One of the biggest impacts of the COVID-19 pandemic on students in recent years has been the disruption to in-person learning, especially with so many students being quarantined after possible exposure or parents temporarily leaving their children at home during the period of high permeability, such as B. during the Omicron wave.
Across the country, including Stanly County, the lack of time outside the classroom has resulted in higher absenteeism rates than before the pandemic. Because research shows that missing more than 10 percent of days in a school year can have a serious impact on learning, many students have fallen behind and will likely struggle to fully catch up.
“The students with the highest rate of absenteeism may be students who were once enrolled and then dropped out,” Beverly Pennington, director of student services at Stanly County Schools, told SNAP in an email. “Home visits, attempts to contact the parents, communication with any contact persons listed in our database have not yielded any information that would let us know where they are.”
Under North Carolina law, families of students who accumulate more than 10 unexcused absences could be charged with truancy if they do not make a good faith effort to send their children to school. The school principal has discretion to decide whether a family should be charged with truancy, which is rare and usually seen as a last resort.
“It is our desire to work with families to resolve the issues that have caused them truancy,” Pennington said. “Sometimes, however, situations are so egregious that we need to involve the courts in attendance issues.”

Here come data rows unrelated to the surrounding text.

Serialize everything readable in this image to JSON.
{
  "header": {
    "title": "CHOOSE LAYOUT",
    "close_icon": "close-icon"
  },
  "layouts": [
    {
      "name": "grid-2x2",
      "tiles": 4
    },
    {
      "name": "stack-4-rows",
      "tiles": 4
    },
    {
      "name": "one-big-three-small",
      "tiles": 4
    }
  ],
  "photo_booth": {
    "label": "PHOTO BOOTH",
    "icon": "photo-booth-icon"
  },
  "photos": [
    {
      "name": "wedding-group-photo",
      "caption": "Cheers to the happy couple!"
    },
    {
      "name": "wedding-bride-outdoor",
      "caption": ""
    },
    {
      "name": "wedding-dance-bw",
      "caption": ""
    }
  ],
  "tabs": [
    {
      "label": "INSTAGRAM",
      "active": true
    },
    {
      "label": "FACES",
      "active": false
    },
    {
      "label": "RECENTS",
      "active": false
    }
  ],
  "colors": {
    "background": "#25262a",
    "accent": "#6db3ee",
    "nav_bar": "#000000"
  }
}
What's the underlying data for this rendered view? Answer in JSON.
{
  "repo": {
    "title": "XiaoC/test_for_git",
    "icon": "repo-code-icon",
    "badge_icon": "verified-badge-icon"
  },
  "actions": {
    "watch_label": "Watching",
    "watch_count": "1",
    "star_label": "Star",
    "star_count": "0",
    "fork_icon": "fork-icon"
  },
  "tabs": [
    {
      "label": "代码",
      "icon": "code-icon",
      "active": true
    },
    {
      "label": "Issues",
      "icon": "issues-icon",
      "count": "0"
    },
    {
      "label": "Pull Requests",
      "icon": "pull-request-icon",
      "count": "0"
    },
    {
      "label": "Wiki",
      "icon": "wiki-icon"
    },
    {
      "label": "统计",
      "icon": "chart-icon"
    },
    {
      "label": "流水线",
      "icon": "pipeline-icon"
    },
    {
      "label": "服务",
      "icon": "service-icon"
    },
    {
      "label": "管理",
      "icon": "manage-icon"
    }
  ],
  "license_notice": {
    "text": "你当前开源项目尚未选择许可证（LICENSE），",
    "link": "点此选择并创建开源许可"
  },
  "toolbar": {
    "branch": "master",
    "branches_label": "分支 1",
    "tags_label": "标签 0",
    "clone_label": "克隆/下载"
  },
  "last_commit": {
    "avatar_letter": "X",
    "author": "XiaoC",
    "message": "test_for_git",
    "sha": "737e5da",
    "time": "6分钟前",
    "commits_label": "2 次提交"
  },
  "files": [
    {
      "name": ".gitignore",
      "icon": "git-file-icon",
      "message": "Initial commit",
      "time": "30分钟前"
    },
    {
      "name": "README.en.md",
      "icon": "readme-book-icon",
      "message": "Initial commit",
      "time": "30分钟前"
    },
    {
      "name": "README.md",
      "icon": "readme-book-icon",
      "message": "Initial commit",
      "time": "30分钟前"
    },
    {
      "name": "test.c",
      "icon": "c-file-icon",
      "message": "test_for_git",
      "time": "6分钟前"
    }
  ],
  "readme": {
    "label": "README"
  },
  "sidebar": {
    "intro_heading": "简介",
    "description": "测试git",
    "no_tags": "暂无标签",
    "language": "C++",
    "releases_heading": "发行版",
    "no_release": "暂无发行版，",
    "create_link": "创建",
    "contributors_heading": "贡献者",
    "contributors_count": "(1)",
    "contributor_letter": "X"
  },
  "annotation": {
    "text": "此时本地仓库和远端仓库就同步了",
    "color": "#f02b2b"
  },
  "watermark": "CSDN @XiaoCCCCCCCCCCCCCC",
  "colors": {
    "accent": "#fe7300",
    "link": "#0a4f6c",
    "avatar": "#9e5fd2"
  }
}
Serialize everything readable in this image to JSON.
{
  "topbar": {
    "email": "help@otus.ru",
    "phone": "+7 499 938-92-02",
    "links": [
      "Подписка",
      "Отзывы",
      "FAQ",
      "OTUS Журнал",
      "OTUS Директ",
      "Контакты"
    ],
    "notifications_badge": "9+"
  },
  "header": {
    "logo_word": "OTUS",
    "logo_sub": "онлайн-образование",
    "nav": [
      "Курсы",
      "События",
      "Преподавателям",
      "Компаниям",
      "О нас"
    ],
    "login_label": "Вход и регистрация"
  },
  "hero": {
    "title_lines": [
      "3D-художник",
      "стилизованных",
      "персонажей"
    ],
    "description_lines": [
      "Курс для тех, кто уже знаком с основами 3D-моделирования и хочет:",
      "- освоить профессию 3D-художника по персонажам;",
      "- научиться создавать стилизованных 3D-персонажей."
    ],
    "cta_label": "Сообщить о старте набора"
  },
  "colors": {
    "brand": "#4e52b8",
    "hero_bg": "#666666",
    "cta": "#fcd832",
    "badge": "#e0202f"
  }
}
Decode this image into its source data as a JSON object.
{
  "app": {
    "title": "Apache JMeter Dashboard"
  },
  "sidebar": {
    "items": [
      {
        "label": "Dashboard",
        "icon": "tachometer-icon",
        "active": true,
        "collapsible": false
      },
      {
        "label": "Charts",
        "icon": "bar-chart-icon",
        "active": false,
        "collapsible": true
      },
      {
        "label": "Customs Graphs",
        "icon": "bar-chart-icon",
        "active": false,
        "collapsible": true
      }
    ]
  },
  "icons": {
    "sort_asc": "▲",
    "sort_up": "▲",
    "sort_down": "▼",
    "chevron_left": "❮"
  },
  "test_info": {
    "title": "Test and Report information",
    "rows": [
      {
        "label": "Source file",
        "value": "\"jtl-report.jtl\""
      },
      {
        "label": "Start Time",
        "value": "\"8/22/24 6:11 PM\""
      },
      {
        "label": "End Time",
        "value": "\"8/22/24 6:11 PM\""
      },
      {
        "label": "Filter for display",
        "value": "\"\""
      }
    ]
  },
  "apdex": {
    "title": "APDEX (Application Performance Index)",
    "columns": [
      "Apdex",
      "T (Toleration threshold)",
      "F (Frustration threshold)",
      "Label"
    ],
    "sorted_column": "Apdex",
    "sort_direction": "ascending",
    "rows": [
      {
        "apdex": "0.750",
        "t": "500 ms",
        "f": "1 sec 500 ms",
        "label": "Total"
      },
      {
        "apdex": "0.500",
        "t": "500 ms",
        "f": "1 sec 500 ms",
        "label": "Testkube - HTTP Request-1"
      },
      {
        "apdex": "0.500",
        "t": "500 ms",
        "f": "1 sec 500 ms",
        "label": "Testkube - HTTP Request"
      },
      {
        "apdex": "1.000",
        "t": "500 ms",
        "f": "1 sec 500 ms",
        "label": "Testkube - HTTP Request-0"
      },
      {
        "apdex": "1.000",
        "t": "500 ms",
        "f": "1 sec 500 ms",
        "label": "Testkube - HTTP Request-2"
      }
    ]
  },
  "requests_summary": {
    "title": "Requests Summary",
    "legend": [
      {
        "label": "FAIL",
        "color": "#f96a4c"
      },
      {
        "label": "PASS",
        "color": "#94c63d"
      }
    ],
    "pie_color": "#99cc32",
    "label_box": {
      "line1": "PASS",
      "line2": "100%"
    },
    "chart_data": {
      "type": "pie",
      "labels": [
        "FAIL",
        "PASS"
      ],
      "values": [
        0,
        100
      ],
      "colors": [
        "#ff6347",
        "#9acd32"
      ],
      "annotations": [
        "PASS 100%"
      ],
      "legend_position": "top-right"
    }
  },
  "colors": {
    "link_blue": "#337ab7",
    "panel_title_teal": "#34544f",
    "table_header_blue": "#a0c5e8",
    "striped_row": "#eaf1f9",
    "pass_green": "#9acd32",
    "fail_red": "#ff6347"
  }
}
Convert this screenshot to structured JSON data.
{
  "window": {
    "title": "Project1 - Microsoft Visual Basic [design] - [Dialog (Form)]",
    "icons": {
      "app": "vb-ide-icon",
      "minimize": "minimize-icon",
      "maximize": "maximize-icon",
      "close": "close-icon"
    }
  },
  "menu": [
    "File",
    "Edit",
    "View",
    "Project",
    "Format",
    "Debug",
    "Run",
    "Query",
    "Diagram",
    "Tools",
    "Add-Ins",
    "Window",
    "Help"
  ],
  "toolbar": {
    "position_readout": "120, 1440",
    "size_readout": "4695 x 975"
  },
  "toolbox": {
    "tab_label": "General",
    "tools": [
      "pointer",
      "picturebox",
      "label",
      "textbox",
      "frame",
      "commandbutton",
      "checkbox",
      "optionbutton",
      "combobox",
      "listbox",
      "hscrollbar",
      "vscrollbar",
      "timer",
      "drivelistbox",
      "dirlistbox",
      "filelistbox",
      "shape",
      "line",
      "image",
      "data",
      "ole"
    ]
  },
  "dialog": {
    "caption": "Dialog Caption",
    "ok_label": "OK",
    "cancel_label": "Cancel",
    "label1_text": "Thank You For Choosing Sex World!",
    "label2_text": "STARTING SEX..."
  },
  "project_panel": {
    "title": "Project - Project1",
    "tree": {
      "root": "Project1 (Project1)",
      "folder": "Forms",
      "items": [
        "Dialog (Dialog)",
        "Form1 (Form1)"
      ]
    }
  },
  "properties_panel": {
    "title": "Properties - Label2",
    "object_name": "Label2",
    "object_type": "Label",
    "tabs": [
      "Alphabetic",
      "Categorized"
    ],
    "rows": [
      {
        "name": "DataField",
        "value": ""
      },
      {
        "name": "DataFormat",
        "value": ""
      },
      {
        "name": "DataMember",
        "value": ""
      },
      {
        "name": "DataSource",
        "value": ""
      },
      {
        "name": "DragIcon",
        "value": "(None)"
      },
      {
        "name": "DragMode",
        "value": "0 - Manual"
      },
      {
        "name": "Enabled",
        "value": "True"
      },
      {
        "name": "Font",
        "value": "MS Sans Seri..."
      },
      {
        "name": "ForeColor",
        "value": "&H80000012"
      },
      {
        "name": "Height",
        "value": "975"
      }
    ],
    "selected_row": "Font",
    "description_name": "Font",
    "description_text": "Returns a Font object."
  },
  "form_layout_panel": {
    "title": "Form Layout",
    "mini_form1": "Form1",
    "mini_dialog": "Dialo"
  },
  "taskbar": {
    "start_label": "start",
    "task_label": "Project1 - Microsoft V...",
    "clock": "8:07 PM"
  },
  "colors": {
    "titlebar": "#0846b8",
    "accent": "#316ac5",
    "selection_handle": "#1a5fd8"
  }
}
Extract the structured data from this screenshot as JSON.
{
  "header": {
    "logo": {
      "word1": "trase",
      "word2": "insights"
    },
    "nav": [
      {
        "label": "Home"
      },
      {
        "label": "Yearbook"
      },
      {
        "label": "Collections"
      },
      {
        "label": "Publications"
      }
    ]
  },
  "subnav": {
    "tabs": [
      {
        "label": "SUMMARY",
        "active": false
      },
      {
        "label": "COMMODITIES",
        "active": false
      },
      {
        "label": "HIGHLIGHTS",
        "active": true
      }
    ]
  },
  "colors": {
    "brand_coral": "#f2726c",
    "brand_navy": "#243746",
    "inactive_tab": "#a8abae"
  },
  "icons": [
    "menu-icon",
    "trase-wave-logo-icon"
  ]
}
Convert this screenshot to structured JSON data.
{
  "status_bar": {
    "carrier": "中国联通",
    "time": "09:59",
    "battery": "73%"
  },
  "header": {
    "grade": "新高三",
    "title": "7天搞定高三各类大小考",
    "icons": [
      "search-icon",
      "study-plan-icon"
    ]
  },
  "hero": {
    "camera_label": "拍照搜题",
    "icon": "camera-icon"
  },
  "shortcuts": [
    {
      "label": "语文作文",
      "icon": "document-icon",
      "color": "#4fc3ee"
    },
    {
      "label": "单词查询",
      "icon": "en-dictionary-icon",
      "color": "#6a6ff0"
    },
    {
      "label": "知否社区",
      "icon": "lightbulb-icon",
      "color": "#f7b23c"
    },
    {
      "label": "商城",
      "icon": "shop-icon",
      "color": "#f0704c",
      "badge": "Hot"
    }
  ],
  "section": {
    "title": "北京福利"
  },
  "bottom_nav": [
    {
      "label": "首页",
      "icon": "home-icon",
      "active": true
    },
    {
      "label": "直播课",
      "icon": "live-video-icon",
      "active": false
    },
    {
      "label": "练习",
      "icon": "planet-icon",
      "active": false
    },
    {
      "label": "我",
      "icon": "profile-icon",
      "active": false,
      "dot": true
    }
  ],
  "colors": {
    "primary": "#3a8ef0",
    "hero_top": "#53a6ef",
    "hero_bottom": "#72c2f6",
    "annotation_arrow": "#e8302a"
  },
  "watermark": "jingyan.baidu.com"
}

While she called the increase in absenteeism “worrying,” Pennington noted that members of the school system’s student support team (school social workers, counselors and nurses), teachers and administrators are “doing everything we can to encourage attendance.”
The issue of truancy and the rise in chronic absenteeism was first brought to the attention of SNAP in April when Albemarle resident Morgan Perez, mother of a second grade student enrolled in Endy Elementary’s bilingual program, spoke about how she was finding herself felt was wrongly singled out and charged with truancy in late January after her son missed 16 unexcused absences. Perez also addressed the Education Committee during the public comment portion of its June 7 meeting.
She told both SNAP and the school board that she gave legitimate reasons in advance for each of his absences, most of which occurred in January, at the height of the Omicron surge. She chose to keep her son at home temporarily because many people in the family, including Perez, were particularly vulnerable to contracting and contracting the virus.
“Stanly County Schools didn’t have mandatory prevention strategies in the schools and there wasn’t an option for my son to go remotely,” she said of the decision to pull him out of school.
Perez said she communicated with her son’s teacher on a daily basis and let him complete his necessary assignments, which she sent back to his teacher. She had also been in contact with Headteacher Jodi Autry, stating her son would come back once Covid numbers improved in the county.
Her regular contact with the school made it all the more surprising when on January 25, on instructions from Autry Perez, a social worker called to tell her that she had been charged with truancy. She said a few days later, on January 29, two police officers came to her home to deliver the criminal court summons.
“It was really traumatic for my son,” Perez told SNAP. “He thought I was going to jail. It was traumatic for him and it was traumatic for my whole family.”
Her truancy charges spanned multiple court dates, and although her case was ultimately dropped, she still had to pay $800 in attorney and attorney fees. She said she has since filed a public complaint against Autry.
Stanly County Schools said it cannot comment on cases related to specific student issues.
Perez, who took her son out of the school system and homeschooled him, submitted several public information requests to SCS to learn more about how many other families had been accused of truancy. Some of the data initially collected was shared with the SNAP.
She shared that as of mid-May, more than 950 elementary and middle school students had 10 or more unexcused absences. She asked how many truancy charges had been filed, but did not receive that data.
In a previous request for information, she noted that as of mid-March, out of the more than 630 students who had 10 or more absenteeism days, only nine truancy cases had been filed. (Her son was not included in the count because he was no longer enrolled in the district.)
“I’m glad most of these families have not been criminally charged, but why was my family singled out,” she told school board members. “It’s evident that truancy is extremely inconsistent in Stanly County.”
Perez is still debating whether to re-enroll her son in the school system next year or continue homeschooling him.
She added that SCS needs “immediate revisions” to its truancy policy so that “no other family falls victim to another unnecessary truancy charge.”
Pennington told SNAP that the district has an internal process that principals are required to follow regarding unexcused absences that is consistent with the state’s truancy policy.
“Our procedures include everyone from the class teacher, who addresses the family as successive absences accumulate, to the school social worker Contacting family to discuss barriers to school attendance as the student nears the 10-day mark,” she said.